1799 – ‘Scotland Delineated or a Geographical Description of every Shire in Scotland’ Edinburgh; Bell & Bradfute & G. G. & J. Robinson London … Near Cousland are a brickworks and a pottery p. 371. (Many thanks to George Haggarty for forwarding this information).
This appears to be relevant for all of the UK.
Below – 1703 – Mechanick Exercises: Or, The Doctrine of Handy-works. By Joseph Moxon – Book reference to making cement (Pages 186 and 187).
Below – 1723 – Lexicon Technicum: Or, An Universal English Dictionary Of Arts And Sciences by John Harris – Book reference to bricks and cement.
Below – 1723 – Recipe for cement very similar to the 1703 recipe above.
Cement in architecture is a strong binding mortar. It is used to cement bricks together. For some kinds of moulding. To make a block of bricks for the carving of scrolls, capitals etc.
It is of two sorts: The hot cement, which is common, is made by putting to a pound of Rozin and a quarter of a pound of beeswax, half an ounce of fine brick-dust and as much powder of chalk and boiling altogether in a pipkin etc for about ¼ of an hour, stirring it all the while; then let it stand 4 or 5 minutes and until fit for use.
The bricks to be cemented must be heated in or by the fire and rubbed one upon another like boards in glewing.
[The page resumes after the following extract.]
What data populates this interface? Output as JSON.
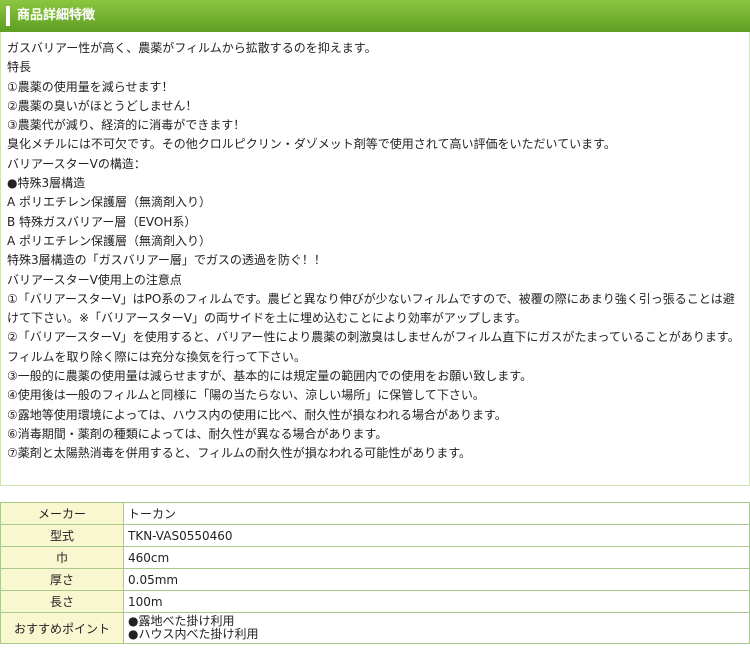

The cold cement is less common and made thus.
Grate ½ a pound of old Cheshire cheese, well pared, very small and to it in a pot put ½ a pint of milk and so let it stand all night.; the next morning put it into a tray etc. With the cheese and milk put ½ a pound of very fine powdered and sifted quick lime and stir all well together with a trowel breaking the knots of the cheese if any remain; and then all the whites of 12 – 14 eggs, which incorporate well with the mixture and then it will be fit for use. If you would have it reddish, colour it with a little very fine powder of bricks.